Faith is a tricky word with more than one meaning. (Click here for the definition of faith on Merriam-Webster.com) If you are not really careful, you can get caught in an argument that goes something like this:
1.Everyone has faith in other people.
2.Even atheists have faith.
3.Therefore it is reasonable to have faith in the teachings of Christianity.
What they don't tell you is that the definitions of "faith" in the premises is different than that in the conclusion. Take a look at that definition of faith from M-W.com. Premises 1 and 2 are associated with definitions 1 and 3, that is, trust and the strong conviction that something is true. On the other hand, the definition of faith that applies to the conclusion, 3, is definition 2. This includes "firm belief in something for which there is no proof."

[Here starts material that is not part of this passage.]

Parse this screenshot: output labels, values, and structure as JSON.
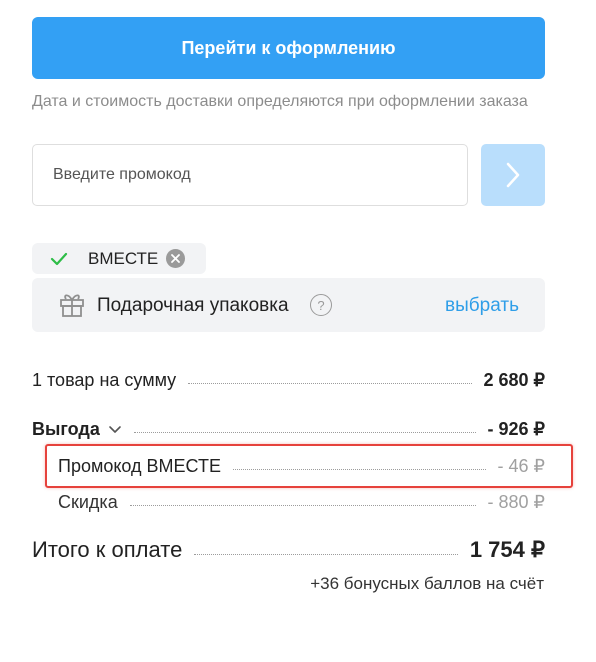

I notice that there is some overlap in definition, since both trust and belief appears in definition 2. However, when one is talking about religious faith it always has some element of "firm belief in something for which there is no proof." This element is not necessarily found in the case of one person trusting another, or in expressions such as "good faith," which is defined as "honesty or lawfulness of purpose." Or in the faith in the discoveries of science, which depend on proof.
Language is tricky sometimes.
Here are links to some other articles on the subject of faith:
The Skeptic's Dictionary article on faith
Tektonics.org Article. Interesting take on faith from a Christian apologist